Extracted entries:
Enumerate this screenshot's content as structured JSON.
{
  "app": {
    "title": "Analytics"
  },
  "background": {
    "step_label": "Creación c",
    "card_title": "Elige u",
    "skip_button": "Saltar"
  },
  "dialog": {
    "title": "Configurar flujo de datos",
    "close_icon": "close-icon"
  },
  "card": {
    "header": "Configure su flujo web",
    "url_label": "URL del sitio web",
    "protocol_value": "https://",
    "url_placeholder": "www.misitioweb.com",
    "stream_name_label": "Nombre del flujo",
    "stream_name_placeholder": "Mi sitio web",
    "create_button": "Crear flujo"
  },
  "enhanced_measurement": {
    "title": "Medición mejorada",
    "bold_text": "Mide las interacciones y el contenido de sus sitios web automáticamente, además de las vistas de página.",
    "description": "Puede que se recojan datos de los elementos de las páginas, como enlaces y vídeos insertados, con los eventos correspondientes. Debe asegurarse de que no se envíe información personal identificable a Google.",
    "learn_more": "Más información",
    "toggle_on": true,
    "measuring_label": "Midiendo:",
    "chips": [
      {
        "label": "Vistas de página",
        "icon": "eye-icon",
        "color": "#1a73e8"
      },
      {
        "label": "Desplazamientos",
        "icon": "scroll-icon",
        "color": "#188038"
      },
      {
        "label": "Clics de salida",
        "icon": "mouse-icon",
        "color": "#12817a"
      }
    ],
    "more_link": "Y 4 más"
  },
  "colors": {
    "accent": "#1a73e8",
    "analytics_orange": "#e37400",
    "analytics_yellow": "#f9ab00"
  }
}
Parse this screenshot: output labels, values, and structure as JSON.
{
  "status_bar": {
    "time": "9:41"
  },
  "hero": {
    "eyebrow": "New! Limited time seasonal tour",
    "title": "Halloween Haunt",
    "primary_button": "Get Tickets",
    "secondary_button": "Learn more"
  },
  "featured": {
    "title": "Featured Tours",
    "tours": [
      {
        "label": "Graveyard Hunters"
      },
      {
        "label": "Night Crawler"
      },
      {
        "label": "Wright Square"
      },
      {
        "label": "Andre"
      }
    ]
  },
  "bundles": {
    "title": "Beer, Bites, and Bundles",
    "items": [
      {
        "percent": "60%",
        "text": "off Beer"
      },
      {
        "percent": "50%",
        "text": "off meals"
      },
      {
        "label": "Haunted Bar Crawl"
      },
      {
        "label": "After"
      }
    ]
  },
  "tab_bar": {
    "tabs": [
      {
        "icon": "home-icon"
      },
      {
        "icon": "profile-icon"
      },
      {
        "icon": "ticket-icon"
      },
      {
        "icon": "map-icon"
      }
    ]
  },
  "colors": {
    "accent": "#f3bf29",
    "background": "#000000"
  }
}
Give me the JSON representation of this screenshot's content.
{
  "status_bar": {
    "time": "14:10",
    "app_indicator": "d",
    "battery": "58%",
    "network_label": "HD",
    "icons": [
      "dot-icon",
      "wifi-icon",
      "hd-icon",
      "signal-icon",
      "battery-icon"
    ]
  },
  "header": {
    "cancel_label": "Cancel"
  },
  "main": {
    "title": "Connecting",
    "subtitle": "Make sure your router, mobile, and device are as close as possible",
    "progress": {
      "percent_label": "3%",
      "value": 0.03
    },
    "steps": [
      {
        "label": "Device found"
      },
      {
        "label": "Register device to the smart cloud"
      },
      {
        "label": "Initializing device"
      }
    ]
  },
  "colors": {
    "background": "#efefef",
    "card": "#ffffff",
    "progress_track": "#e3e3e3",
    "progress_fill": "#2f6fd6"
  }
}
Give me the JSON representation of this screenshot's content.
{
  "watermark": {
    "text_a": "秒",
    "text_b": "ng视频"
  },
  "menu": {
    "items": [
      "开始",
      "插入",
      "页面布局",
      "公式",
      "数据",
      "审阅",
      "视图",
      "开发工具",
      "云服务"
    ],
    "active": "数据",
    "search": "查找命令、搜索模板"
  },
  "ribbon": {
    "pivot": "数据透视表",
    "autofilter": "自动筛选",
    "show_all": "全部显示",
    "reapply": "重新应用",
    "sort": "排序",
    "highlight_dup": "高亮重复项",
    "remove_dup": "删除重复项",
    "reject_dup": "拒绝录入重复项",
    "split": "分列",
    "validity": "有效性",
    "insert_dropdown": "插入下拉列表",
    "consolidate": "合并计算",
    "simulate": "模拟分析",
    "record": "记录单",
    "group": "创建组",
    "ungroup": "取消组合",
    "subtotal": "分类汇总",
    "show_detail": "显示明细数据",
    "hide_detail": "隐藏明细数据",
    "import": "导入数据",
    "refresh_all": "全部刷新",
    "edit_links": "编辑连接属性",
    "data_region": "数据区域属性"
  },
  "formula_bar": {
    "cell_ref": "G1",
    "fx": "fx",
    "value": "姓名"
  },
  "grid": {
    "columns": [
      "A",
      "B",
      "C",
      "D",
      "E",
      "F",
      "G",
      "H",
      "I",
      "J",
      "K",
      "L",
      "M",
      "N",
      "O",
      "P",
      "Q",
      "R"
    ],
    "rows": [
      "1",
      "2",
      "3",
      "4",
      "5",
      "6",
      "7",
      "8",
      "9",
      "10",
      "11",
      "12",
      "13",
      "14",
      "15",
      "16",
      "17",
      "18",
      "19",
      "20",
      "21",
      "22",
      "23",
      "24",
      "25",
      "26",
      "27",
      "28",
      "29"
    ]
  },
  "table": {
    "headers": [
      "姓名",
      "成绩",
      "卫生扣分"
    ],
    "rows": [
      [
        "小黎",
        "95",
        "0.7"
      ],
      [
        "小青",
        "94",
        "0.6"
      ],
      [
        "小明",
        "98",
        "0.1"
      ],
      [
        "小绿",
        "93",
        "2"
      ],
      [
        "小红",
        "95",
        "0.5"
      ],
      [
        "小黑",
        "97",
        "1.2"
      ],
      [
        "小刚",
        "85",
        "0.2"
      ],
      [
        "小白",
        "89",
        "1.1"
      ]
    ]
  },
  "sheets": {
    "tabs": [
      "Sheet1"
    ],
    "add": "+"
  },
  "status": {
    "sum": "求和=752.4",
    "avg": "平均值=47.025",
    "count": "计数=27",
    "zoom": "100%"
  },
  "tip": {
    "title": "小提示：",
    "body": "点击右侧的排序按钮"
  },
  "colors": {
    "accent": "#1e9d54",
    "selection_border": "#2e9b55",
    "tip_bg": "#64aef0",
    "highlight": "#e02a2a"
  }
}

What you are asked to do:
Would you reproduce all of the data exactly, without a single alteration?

Your response:
Enumerate this screenshot's content as structured JSON.
{
  "app": {
    "title": "Analytics"
  },
  "background": {
    "step_label": "Creación c",
    "card_title": "Elige u",
    "skip_button": "Saltar"
  },
  "dialog": {
    "title": "Configurar flujo de datos",
    "close_icon": "close-icon"
  },
  "card": {
    "header": "Configure su flujo web",
    "url_label": "URL del sitio web",
    "protocol_value": "https://",
    "url_placeholder": "www.misitioweb.com",
    "stream_name_label": "Nombre del flujo",
    "stream_name_placeholder": "Mi sitio web",
    "create_button": "Crear flujo"
  },
  "enhanced_measurement": {
    "title": "Medición mejorada",
    "bold_text": "Mide las interacciones y el contenido de sus sitios web automáticamente, además de las vistas de página.",
    "description": "Puede que se recojan datos de los elementos de las páginas, como enlaces y vídeos insertados, con los eventos correspondientes. Debe asegurarse de que no se envíe información personal identificable a Google.",
    "learn_more": "Más información",
    "toggle_on": true,
    "measuring_label": "Midiendo:",
    "chips": [
      {
        "label": "Vistas de página",
        "icon": "eye-icon",
        "color": "#1a73e8"
      },
      {
        "label": "Desplazamientos",
        "icon": "scroll-icon",
        "color": "#188038"
      },
      {
        "label": "Clics de salida",
        "icon": "mouse-icon",
        "color": "#12817a"
      }
    ],
    "more_link": "Y 4 más"
  },
  "colors": {
    "accent": "#1a73e8",
    "analytics_orange": "#e37400",
    "analytics_yellow": "#f9ab00"
  }
}
Parse this screenshot: output labels, values, and structure as JSON.
{
  "status_bar": {
    "time": "9:41"
  },
  "hero": {
    "eyebrow": "New! Limited time seasonal tour",
    "title": "Halloween Haunt",
    "primary_button": "Get Tickets",
    "secondary_button": "Learn more"
  },
  "featured": {
    "title": "Featured Tours",
    "tours": [
      {
        "label": "Graveyard Hunters"
      },
      {
        "label": "Night Crawler"
      },
      {
        "label": "Wright Square"
      },
      {
        "label": "Andre"
      }
    ]
  },
  "bundles": {
    "title": "Beer, Bites, and Bundles",
    "items": [
      {
        "percent": "60%",
        "text": "off Beer"
      },
      {
        "percent": "50%",
        "text": "off meals"
      },
      {
        "label": "Haunted Bar Crawl"
      },
      {
        "label": "After"
      }
    ]
  },
  "tab_bar": {
    "tabs": [
      {
        "icon": "home-icon"
      },
      {
        "icon": "profile-icon"
      },
      {
        "icon": "ticket-icon"
      },
      {
        "icon": "map-icon"
      }
    ]
  },
  "colors": {
    "accent": "#f3bf29",
    "background": "#000000"
  }
}
Give me the JSON representation of this screenshot's content.
{
  "status_bar": {
    "time": "14:10",
    "app_indicator": "d",
    "battery": "58%",
    "network_label": "HD",
    "icons": [
      "dot-icon",
      "wifi-icon",
      "hd-icon",
      "signal-icon",
      "battery-icon"
    ]
  },
  "header": {
    "cancel_label": "Cancel"
  },
  "main": {
    "title": "Connecting",
    "subtitle": "Make sure your router, mobile, and device are as close as possible",
    "progress": {
      "percent_label": "3%",
      "value": 0.03
    },
    "steps": [
      {
        "label": "Device found"
      },
      {
        "label": "Register device to the smart cloud"
      },
      {
        "label": "Initializing device"
      }
    ]
  },
  "colors": {
    "background": "#efefef",
    "card": "#ffffff",
    "progress_track": "#e3e3e3",
    "progress_fill": "#2f6fd6"
  }
}
Give me the JSON representation of this screenshot's content.
{
  "watermark": {
    "text_a": "秒",
    "text_b": "ng视频"
  },
  "menu": {
    "items": [
      "开始",
      "插入",
      "页面布局",
      "公式",
      "数据",
      "审阅",
      "视图",
      "开发工具",
      "云服务"
    ],
    "active": "数据",
    "search": "查找命令、搜索模板"
  },
  "ribbon": {
    "pivot": "数据透视表",
    "autofilter": "自动筛选",
    "show_all": "全部显示",
    "reapply": "重新应用",
    "sort": "排序",
    "highlight_dup": "高亮重复项",
    "remove_dup": "删除重复项",
    "reject_dup": "拒绝录入重复项",
    "split": "分列",
    "validity": "有效性",
    "insert_dropdown": "插入下拉列表",
    "consolidate": "合并计算",
    "simulate": "模拟分析",
    "record": "记录单",
    "group": "创建组",
    "ungroup": "取消组合",
    "subtotal": "分类汇总",
    "show_detail": "显示明细数据",
    "hide_detail": "隐藏明细数据",
    "import": "导入数据",
    "refresh_all": "全部刷新",
    "edit_links": "编辑连接属性",
    "data_region": "数据区域属性"
  },
  "formula_bar": {
    "cell_ref": "G1",
    "fx": "fx",
    "value": "姓名"
  },
  "grid": {
    "columns": [
      "A",
      "B",
      "C",
      "D",
      "E",
      "F",
      "G",
      "H",
      "I",
      "J",
      "K",
      "L",
      "M",
      "N",
      "O",
      "P",
      "Q",
      "R"
    ],
    "rows": [
      "1",
      "2",
      "3",
      "4",
      "5",
      "6",
      "7",
      "8",
      "9",
      "10",
      "11",
      "12",
      "13",
      "14",
      "15",
      "16",
      "17",
      "18",
      "19",
      "20",
      "21",
      "22",
      "23",
      "24",
      "25",
      "26",
      "27",
      "28",
      "29"
    ]
  },
  "table": {
    "headers": [
      "姓名",
      "成绩",
      "卫生扣分"
    ],
    "rows": [
      [
        "小黎",
        "95",
        "0.7"
      ],
      [
        "小青",
        "94",
        "0.6"
      ],
      [
        "小明",
        "98",
        "0.1"
      ],
      [
        "小绿",
        "93",
        "2"
      ],
      [
        "小红",
        "95",
        "0.5"
      ],
      [
        "小黑",
        "97",
        "1.2"
      ],
      [
        "小刚",
        "85",
        "0.2"
      ],
      [
        "小白",
        "89",
        "1.1"
      ]
    ]
  },
  "sheets": {
    "tabs": [
      "Sheet1"
    ],
    "add": "+"
  },
  "status": {
    "sum": "求和=752.4",
    "avg": "平均值=47.025",
    "count": "计数=27",
    "zoom": "100%"
  },
  "tip": {
    "title": "小提示：",
    "body": "点击右侧的排序按钮"
  },
  "colors": {
    "accent": "#1e9d54",
    "selection_border": "#2e9b55",
    "tip_bg": "#64aef0",
    "highlight": "#e02a2a"
  }
}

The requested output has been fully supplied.